In your copy, reproduce each entry exactly and include no picture.

□ □ □

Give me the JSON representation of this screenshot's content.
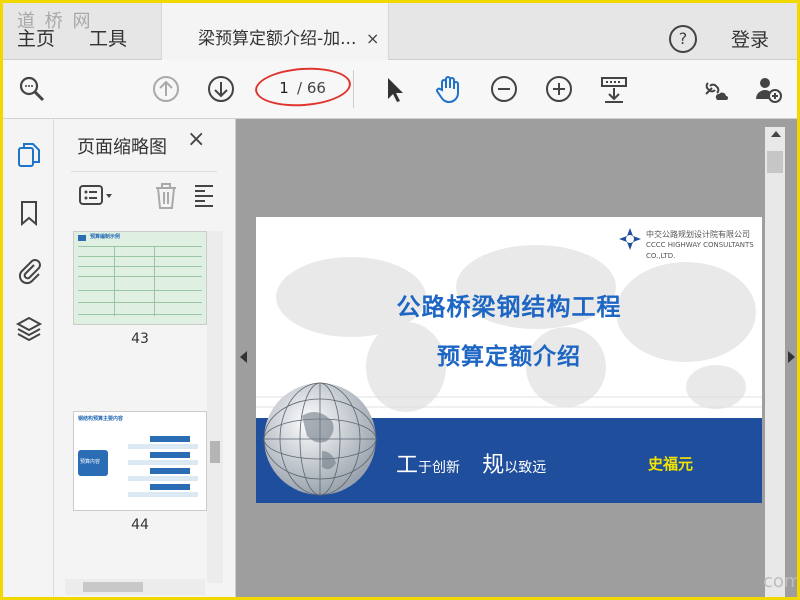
{
  "watermark": "道 桥 网",
  "tabs": {
    "home": "主页",
    "tools": "工具",
    "doc_title": "梁预算定额介绍-加...",
    "close": "×"
  },
  "header": {
    "help": "?",
    "login": "登录"
  },
  "toolbar": {
    "current_page": "1",
    "total_pages": "/ 66",
    "icons": [
      "search-zoom-icon",
      "page-up-icon",
      "page-down-icon",
      "select-pointer-icon",
      "hand-pan-icon",
      "zoom-out-icon",
      "zoom-in-icon",
      "fit-page-icon",
      "share-link-icon",
      "add-user-icon"
    ]
  },
  "sidebar": {
    "icons": [
      "pages-icon",
      "bookmark-icon",
      "attachment-icon",
      "layers-icon"
    ]
  },
  "thumbnails": {
    "title": "页面缩略图",
    "close": "×",
    "pages": [
      {
        "number": "43",
        "heading": "预算编制示例"
      },
      {
        "number": "44",
        "heading": "钢结构预算主要内容",
        "badge": "预算内容"
      }
    ]
  },
  "slide": {
    "company_cn": "中交公路规划设计院有限公司",
    "company_en": "CCCC HIGHWAY CONSULTANTS CO.,LTD.",
    "title_line1": "公路桥梁钢结构工程",
    "title_line2": "预算定额介绍",
    "slogan_char1": "工",
    "slogan_text1": "于创新",
    "slogan_char2": "规",
    "slogan_text2": "以致远",
    "author": "史福元"
  },
  "corner_mark": "com",
  "colors": {
    "accent_blue": "#1e66c4",
    "band_blue": "#1f4e9c",
    "author_yellow": "#f2e400",
    "annotation_red": "#e0342e",
    "frame_yellow": "#f0d800"
  }
}
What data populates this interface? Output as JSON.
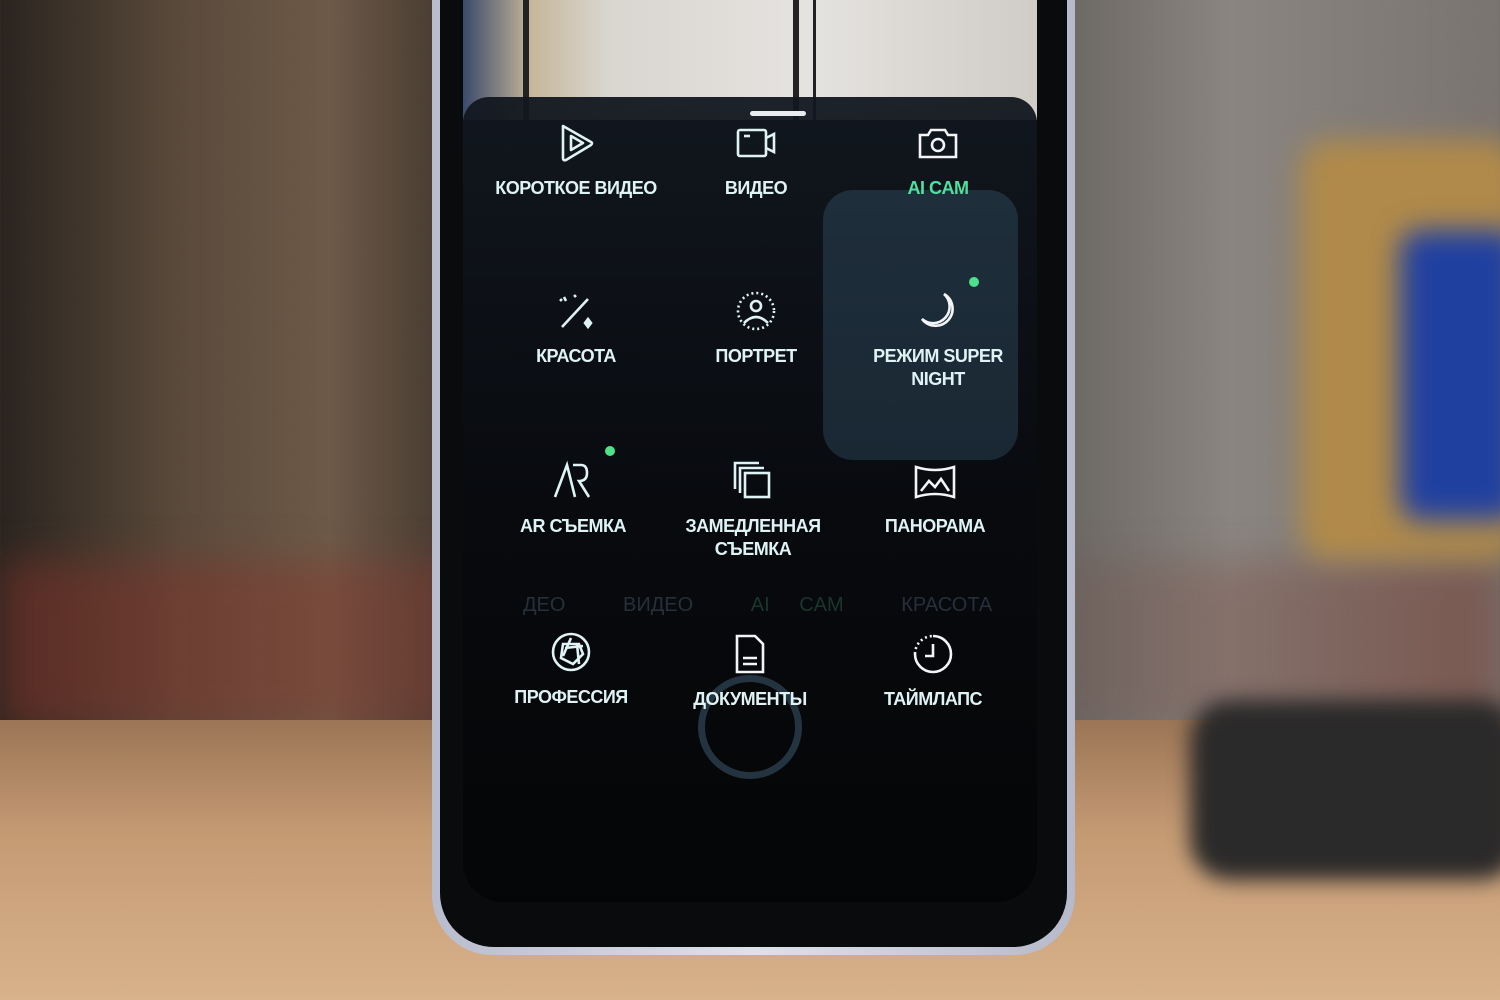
{
  "panel": {
    "modes": [
      {
        "label": "КОРОТКОЕ ВИДЕО",
        "icon": "play-triangle-icon",
        "active": false
      },
      {
        "label": "ВИДЕО",
        "icon": "video-camera-icon",
        "active": false
      },
      {
        "label": "AI CAM",
        "icon": "camera-icon",
        "active": true
      },
      {
        "label": "КРАСОТА",
        "icon": "magic-wand-icon",
        "active": false
      },
      {
        "label": "ПОРТРЕТ",
        "icon": "portrait-icon",
        "active": false,
        "new_badge": false
      },
      {
        "label": "РЕЖИМ SUPER NIGHT",
        "icon": "moon-icon",
        "active": false,
        "new_badge": true
      },
      {
        "label": "AR СЪЕМКА",
        "icon": "ar-icon",
        "active": false,
        "new_badge": true
      },
      {
        "label": "ЗАМЕДЛЕННАЯ СЪЕМКА",
        "icon": "slow-motion-icon",
        "active": false
      },
      {
        "label": "ПАНОРАМА",
        "icon": "panorama-icon",
        "active": false
      },
      {
        "label": "ПРОФЕССИЯ",
        "icon": "aperture-icon",
        "active": false
      },
      {
        "label": "ДОКУМЕНТЫ",
        "icon": "document-icon",
        "active": false
      },
      {
        "label": "ТАЙМЛАПС",
        "icon": "timer-icon",
        "active": false
      }
    ]
  },
  "background_mode_strip": [
    "ДЕО",
    "ВИДЕО",
    "AI CAM",
    "КРАСОТА"
  ],
  "colors": {
    "accent": "#4fe0a0",
    "label": "#dff3f4",
    "badge": "#4fe08a"
  }
}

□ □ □

Answer to the exercise =>
Give me the JSON representation of this screenshot's content.
{
  "watermark": "道 桥 网",
  "tabs": {
    "home": "主页",
    "tools": "工具",
    "doc_title": "梁预算定额介绍-加...",
    "close": "×"
  },
  "header": {
    "help": "?",
    "login": "登录"
  },
  "toolbar": {
    "current_page": "1",
    "total_pages": "/ 66",
    "icons": [
      "search-zoom-icon",
      "page-up-icon",
      "page-down-icon",
      "select-pointer-icon",
      "hand-pan-icon",
      "zoom-out-icon",
      "zoom-in-icon",
      "fit-page-icon",
      "share-link-icon",
      "add-user-icon"
    ]
  },
  "sidebar": {
    "icons": [
      "pages-icon",
      "bookmark-icon",
      "attachment-icon",
      "layers-icon"
    ]
  },
  "thumbnails": {
    "title": "页面缩略图",
    "close": "×",
    "pages": [
      {
        "number": "43",
        "heading": "预算编制示例"
      },
      {
        "number": "44",
        "heading": "钢结构预算主要内容",
        "badge": "预算内容"
      }
    ]
  },
  "slide": {
    "company_cn": "中交公路规划设计院有限公司",
    "company_en": "CCCC HIGHWAY CONSULTANTS CO.,LTD.",
    "title_line1": "公路桥梁钢结构工程",
    "title_line2": "预算定额介绍",
    "slogan_char1": "工",
    "slogan_text1": "于创新",
    "slogan_char2": "规",
    "slogan_text2": "以致远",
    "author": "史福元"
  },
  "corner_mark": "com",
  "colors": {
    "accent_blue": "#1e66c4",
    "band_blue": "#1f4e9c",
    "author_yellow": "#f2e400",
    "annotation_red": "#e0342e",
    "frame_yellow": "#f0d800"
  }
}
What data populates this interface? Output as JSON.
{
  "panel": {
    "modes": [
      {
        "label": "КОРОТКОЕ ВИДЕО",
        "icon": "play-triangle-icon",
        "active": false
      },
      {
        "label": "ВИДЕО",
        "icon": "video-camera-icon",
        "active": false
      },
      {
        "label": "AI CAM",
        "icon": "camera-icon",
        "active": true
      },
      {
        "label": "КРАСОТА",
        "icon": "magic-wand-icon",
        "active": false
      },
      {
        "label": "ПОРТРЕТ",
        "icon": "portrait-icon",
        "active": false,
        "new_badge": false
      },
      {
        "label": "РЕЖИМ SUPER NIGHT",
        "icon": "moon-icon",
        "active": false,
        "new_badge": true
      },
      {
        "label": "AR СЪЕМКА",
        "icon": "ar-icon",
        "active": false,
        "new_badge": true
      },
      {
        "label": "ЗАМЕДЛЕННАЯ СЪЕМКА",
        "icon": "slow-motion-icon",
        "active": false
      },
      {
        "label": "ПАНОРАМА",
        "icon": "panorama-icon",
        "active": false
      },
      {
        "label": "ПРОФЕССИЯ",
        "icon": "aperture-icon",
        "active": false
      },
      {
        "label": "ДОКУМЕНТЫ",
        "icon": "document-icon",
        "active": false
      },
      {
        "label": "ТАЙМЛАПС",
        "icon": "timer-icon",
        "active": false
      }
    ]
  },
  "background_mode_strip": [
    "ДЕО",
    "ВИДЕО",
    "AI CAM",
    "КРАСОТА"
  ],
  "colors": {
    "accent": "#4fe0a0",
    "label": "#dff3f4",
    "badge": "#4fe08a"
  }
}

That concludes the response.